What the hell is a 'taffer,' anyway?Edit
|“||Nay, simpleton. Knowest thou not to say 'Taffer' is to speak the name of the defeated adversary, the Trickster? 'Tis a corruption--a cloaking that acknowledges him without intent--and gives him an entry into thy thoughts.'||”|
Taffer: Walkthrough WriterEdit
This is a question that many Thief fans have asked countless times. I received a few emails regarding this, and here is what I've derived from them:
- There is a Mother Goose nursery rhyme that contains the line(s),
Taffy was a Welshman, Taffy was a thief.
"Taffy" is a slang name for a Welshman.
- At least one other person has suggested to me that "Taffer" is a dilution of "Trickster", much like in modern English "Darn" is a dilution of "Damn", and "Heck" is a dilution of "Hell".
- Someone wrote in to suggest that "Taffer" was merely a censoring word, that could be replaced with any appropriate expletive. (Or perhaps more likely, a sort of "medieval cuss-word", as he put it.)
- I've been informed that in Suffolk, England, there is a verb, "to taff", which means "to spit". So a Taffer would be a Spitter.

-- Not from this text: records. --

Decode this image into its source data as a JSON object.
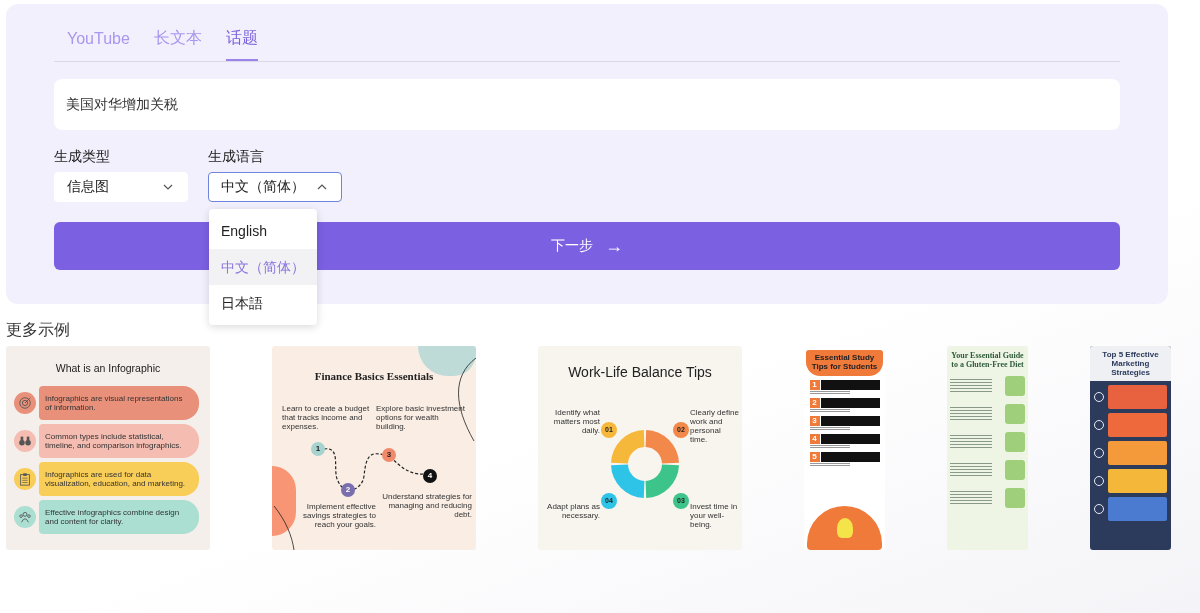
{
  "tabs": [
    {
      "label": "YouTube",
      "selected": false
    },
    {
      "label": "长文本",
      "selected": false
    },
    {
      "label": "话题",
      "selected": true
    }
  ],
  "topic_input": {
    "value": "美国对华增加关税"
  },
  "type_select": {
    "label": "生成类型",
    "value": "信息图",
    "expanded": false
  },
  "language_select": {
    "label": "生成语言",
    "value": "中文（简体）",
    "expanded": true,
    "options": [
      {
        "label": "English",
        "selected": false
      },
      {
        "label": "中文（简体）",
        "selected": true
      },
      {
        "label": "日本語",
        "selected": false
      }
    ]
  },
  "next_button": {
    "label": "下一步",
    "arrow": "→"
  },
  "examples": {
    "title": "更多示例",
    "items": [
      {
        "kind": "list",
        "title": "What is an Infographic",
        "points": [
          {
            "text": "Infographics are visual representations of information.",
            "color": "#e8907a"
          },
          {
            "text": "Common types include statistical, timeline, and comparison infographics.",
            "color": "#f5bcb1"
          },
          {
            "text": "Infographics are used for data visualization, education, and marketing.",
            "color": "#f8cd58"
          },
          {
            "text": "Effective infographics combine design and content for clarity.",
            "color": "#aadfd2"
          }
        ]
      },
      {
        "kind": "path",
        "title": "Finance Basics Essentials",
        "steps": [
          {
            "number": "1",
            "text": "Learn to create a budget that tracks income and expenses."
          },
          {
            "number": "2",
            "text": "Implement effective savings strategies to reach your goals."
          },
          {
            "number": "3",
            "text": "Explore basic investment options for wealth building."
          },
          {
            "number": "4",
            "text": "Understand strategies for managing and reducing debt."
          }
        ]
      },
      {
        "kind": "cycle",
        "title": "Work-Life Balance Tips",
        "tips": [
          {
            "number": "01",
            "text": "Identify what matters most daily."
          },
          {
            "number": "02",
            "text": "Clearly define work and personal time."
          },
          {
            "number": "04",
            "text": "Adapt plans as necessary."
          },
          {
            "number": "03",
            "text": "Invest time in your well-being."
          }
        ]
      },
      {
        "kind": "study",
        "title": "Essential Study Tips for Students",
        "numbers": [
          "1",
          "2",
          "3",
          "4",
          "5"
        ]
      },
      {
        "kind": "guide",
        "title": "Your Essential Guide to a Gluten-Free Diet"
      },
      {
        "kind": "strategies",
        "title": "Top 5 Effective Marketing Strategies"
      }
    ]
  }
}
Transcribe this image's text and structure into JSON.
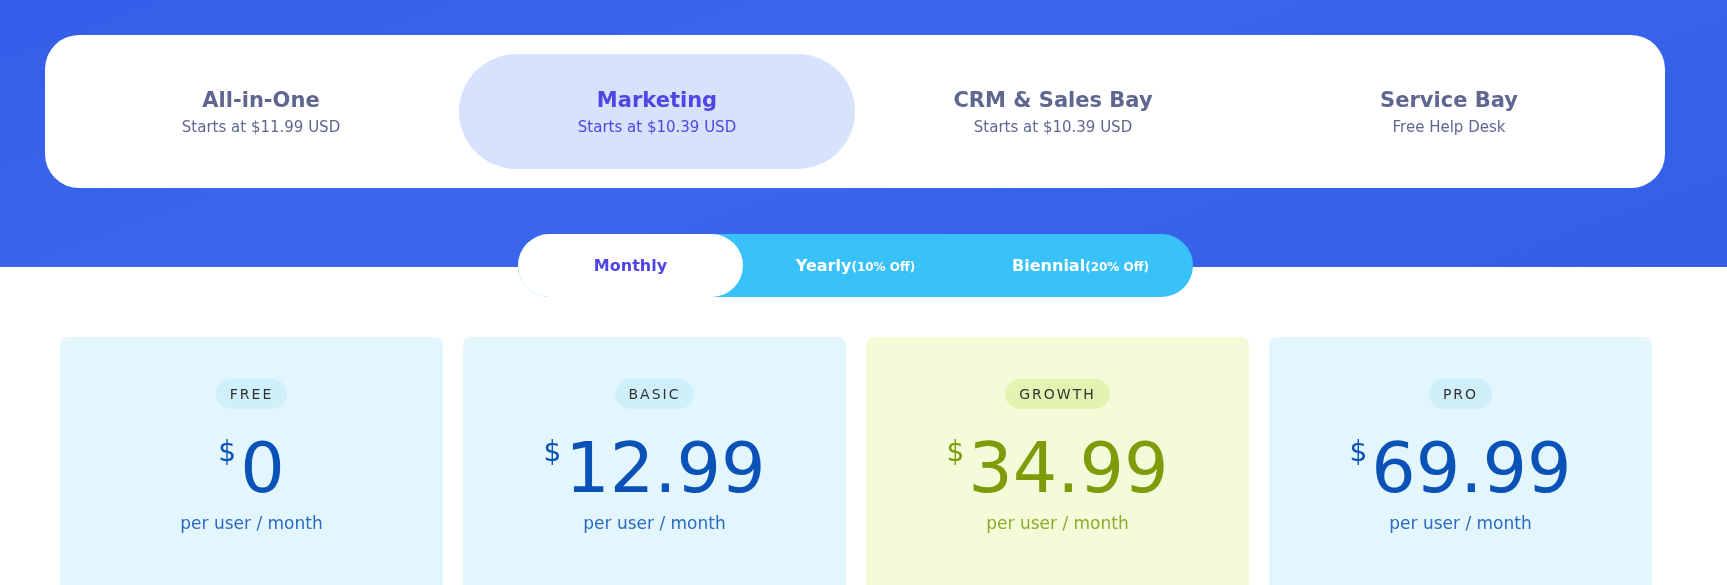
{
  "products": [
    {
      "name": "All-in-One",
      "subtitle": "Starts at $11.99 USD",
      "selected": false
    },
    {
      "name": "Marketing",
      "subtitle": "Starts at $10.39 USD",
      "selected": true
    },
    {
      "name": "CRM & Sales Bay",
      "subtitle": "Starts at $10.39 USD",
      "selected": false
    },
    {
      "name": "Service Bay",
      "subtitle": "Free Help Desk",
      "selected": false
    }
  ],
  "billing": [
    {
      "label": "Monthly",
      "selected": true
    },
    {
      "label": "Yearly",
      "note": "(10% Off)",
      "selected": false
    },
    {
      "label": "Biennial",
      "note": "(20% Off)",
      "selected": false
    }
  ],
  "plans": [
    {
      "badge": "FREE",
      "currency": "$",
      "price": "0",
      "period": "per user / month",
      "featured": false
    },
    {
      "badge": "BASIC",
      "currency": "$",
      "price": "12.99",
      "period": "per user / month",
      "featured": false
    },
    {
      "badge": "GROWTH",
      "currency": "$",
      "price": "34.99",
      "period": "per user / month",
      "featured": true
    },
    {
      "badge": "PRO",
      "currency": "$",
      "price": "69.99",
      "period": "per user / month",
      "featured": false
    }
  ]
}
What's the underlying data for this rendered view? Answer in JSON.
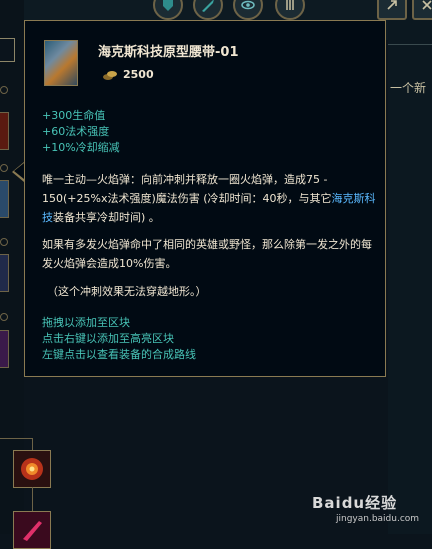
{
  "tooltip": {
    "item_name": "海克斯科技原型腰带-01",
    "gold": "2500",
    "stats": [
      "+300生命值",
      "+60法术强度",
      "+10%冷却缩减"
    ],
    "passive": {
      "label": "唯一主动—火焰弹",
      "text_a": "：向前冲刺并释放一圈火焰弹，造成75 - 150(+25%x法术强度)魔法伤害 (冷却时间：40秒，与其它",
      "link": "海克斯科技",
      "text_b": "装备共享冷却时间) 。"
    },
    "paragraph2": "如果有多发火焰弹命中了相同的英雄或野怪，那么除第一发之外的每发火焰弹会造成10%伤害。",
    "paragraph3": "（这个冲刺效果无法穿越地形。）",
    "hints": [
      "拖拽以添加至区块",
      "点击右键以添加至高亮区块",
      "左键点击以查看装备的合成路线"
    ]
  },
  "background": {
    "right_text": "一个新"
  },
  "watermark": {
    "brand": "Baidu经验",
    "url": "jingyan.baidu.com"
  },
  "colors": {
    "tooltip_bg": "#010a13",
    "border_gold": "#8a7a52",
    "stat_teal": "#48c4b7",
    "text_cream": "#f0e6d2",
    "link_blue": "#5ab9ff"
  },
  "icons": [
    "shield-icon",
    "blade-icon",
    "eye-icon",
    "settings-icon",
    "share-icon",
    "close-icon",
    "coin-icon"
  ]
}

- Apparently there is some point in the game (which I have either missed or not yet gotten to), where a Hammerite makes reference to the fact that "Taffer" and "Trickster" are synonymous. It is also possible that this is simply to mean that the word is a taboo (similar to many Christian priests and clergy claiming that taking the lord's name in vain, as in "God damn", is letting the devil into the heart of the one who utters it).

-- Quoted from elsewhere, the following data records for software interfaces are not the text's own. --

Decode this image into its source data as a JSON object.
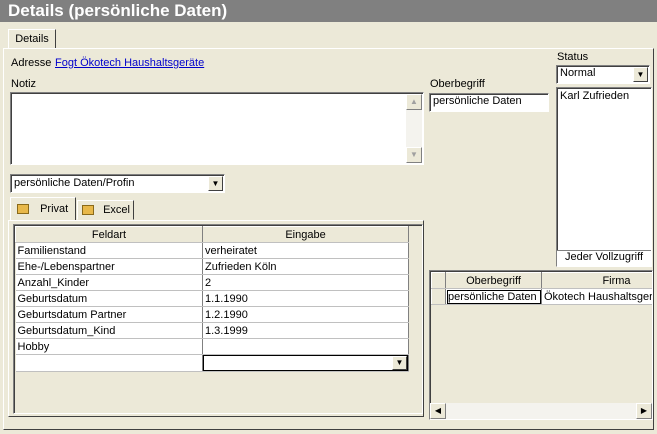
{
  "window": {
    "title": "Details (persönliche Daten)"
  },
  "tabs": [
    {
      "label": "Details"
    }
  ],
  "adresse": {
    "label": "Adresse",
    "link": "Fogt Ökotech Haushaltsgeräte"
  },
  "notiz": {
    "label": "Notiz",
    "value": ""
  },
  "oberbegriff": {
    "label": "Oberbegriff",
    "value": "persönliche Daten"
  },
  "status": {
    "label": "Status",
    "selected": "Normal",
    "list": [
      "Karl Zufrieden"
    ],
    "footer": "Jeder Vollzugriff"
  },
  "profile_select": {
    "selected": "persönliche Daten/Profin"
  },
  "subtabs": [
    {
      "label": "Privat",
      "icon": "folder-icon"
    },
    {
      "label": "Excel",
      "icon": "folder-icon"
    }
  ],
  "fields_table": {
    "headers": [
      "Feldart",
      "Eingabe"
    ],
    "rows": [
      [
        "Familienstand",
        "verheiratet"
      ],
      [
        "Ehe-/Lebenspartner",
        "Zufrieden  Köln"
      ],
      [
        "Anzahl_Kinder",
        "2"
      ],
      [
        "Geburtsdatum",
        "1.1.1990"
      ],
      [
        "Geburtsdatum Partner",
        "1.2.1990"
      ],
      [
        "Geburtsdatum_Kind",
        "1.3.1999"
      ],
      [
        "Hobby",
        ""
      ]
    ]
  },
  "right_table": {
    "headers": [
      "Oberbegriff",
      "Firma"
    ],
    "rows": [
      [
        "persönliche Daten",
        "Ökotech Haushaltsgeräte"
      ]
    ]
  }
}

- From Von Sybel's History and Literature of the Crusades- "Peter the Hermit became their spiritual leader and saint; they moreover elected a military commander whom they called Tafur, the Turkish for King of the Beggars; and laid down certain rules; for instance, no one was to be tolerated among them who possessed any money; he must either quit their honorable community, or hand over his property to the King of the Beggars for the common fund. The princes and knights did not venture into their camp except in large bodies and well armed; and the Turks said of the Tafurs, that at they liked nothing so well to eat as the roasted flesh of their enemies."
The True Meaning Of "Taffer"Edit
From PC Accelerator, interview with Steve Pearsall, project designer of Thief. The question, "What is a Taffer and where did it come from?" The Answer, "One of our level designers, Laura Baldwin, made it up. Taffer was meant to be a slang word that meant a common criminal, but has evolved into meaning any sort of low life." 
Foreign Language AdaptionsEdit
In different languages of Thief, the word taffer does not exist. In the Russian, French, and German version, appropriate curses are used instead, i.e., villain, fool, retard, etc.
The Polish version has its own translation of taffer, "łacher". It compilates "łach", meaning "clout"; "łachudra", meaning "scoundrel, scamp, rouge"; with the suffix "er", that is used in lowbrow type dialect, and/or an indication of a persons expertise.
The Hungarian translation uses "bumburnyák" for taffer. It is like "silly", or "poor sod" in the meaning between the original and modern usage. Similarly to "taffer", this word cannot be found in regular dictionaries and sounds comic rather than obscene so guards can say it to each other and really bad guys as well.
Others substitute appropriate swears according to intensity, such as, "lotor", "gauner", "hajzel", "darebák", "zlodej", etc.
The draconic language introduced in Bethesda Softwork's The Elder Scrolls V: Skyrim has a hidden reference to the Thief series in the form of the word for thief, tafiir.